— Task to carry out —
Work out how many lines below contain "http", then write only that number.

====== Source records

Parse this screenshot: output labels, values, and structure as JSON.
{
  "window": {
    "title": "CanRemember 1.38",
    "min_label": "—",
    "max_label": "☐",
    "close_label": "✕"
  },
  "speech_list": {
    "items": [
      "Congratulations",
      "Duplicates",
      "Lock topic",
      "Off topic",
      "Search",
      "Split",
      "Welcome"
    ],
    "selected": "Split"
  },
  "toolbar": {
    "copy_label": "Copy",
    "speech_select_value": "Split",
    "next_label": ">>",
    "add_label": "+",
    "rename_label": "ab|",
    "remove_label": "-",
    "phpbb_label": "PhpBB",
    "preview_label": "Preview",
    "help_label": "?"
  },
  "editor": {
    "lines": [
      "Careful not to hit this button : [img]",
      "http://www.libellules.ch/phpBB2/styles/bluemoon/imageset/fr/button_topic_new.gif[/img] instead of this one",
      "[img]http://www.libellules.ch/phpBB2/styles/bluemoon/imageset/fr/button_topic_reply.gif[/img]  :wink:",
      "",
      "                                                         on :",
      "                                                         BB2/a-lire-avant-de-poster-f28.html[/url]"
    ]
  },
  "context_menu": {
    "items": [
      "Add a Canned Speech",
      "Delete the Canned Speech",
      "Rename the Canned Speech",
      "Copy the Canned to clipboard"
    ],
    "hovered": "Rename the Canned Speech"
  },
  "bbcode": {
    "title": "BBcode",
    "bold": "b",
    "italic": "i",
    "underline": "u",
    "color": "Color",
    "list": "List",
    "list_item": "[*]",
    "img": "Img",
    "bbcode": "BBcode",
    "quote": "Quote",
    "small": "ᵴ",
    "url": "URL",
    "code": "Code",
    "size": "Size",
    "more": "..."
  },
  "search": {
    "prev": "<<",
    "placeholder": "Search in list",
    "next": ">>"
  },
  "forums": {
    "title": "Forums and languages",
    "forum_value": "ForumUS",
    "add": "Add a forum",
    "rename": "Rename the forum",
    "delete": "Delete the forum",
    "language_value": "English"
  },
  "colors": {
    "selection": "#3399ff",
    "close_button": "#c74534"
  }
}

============

— Answer for the task —
2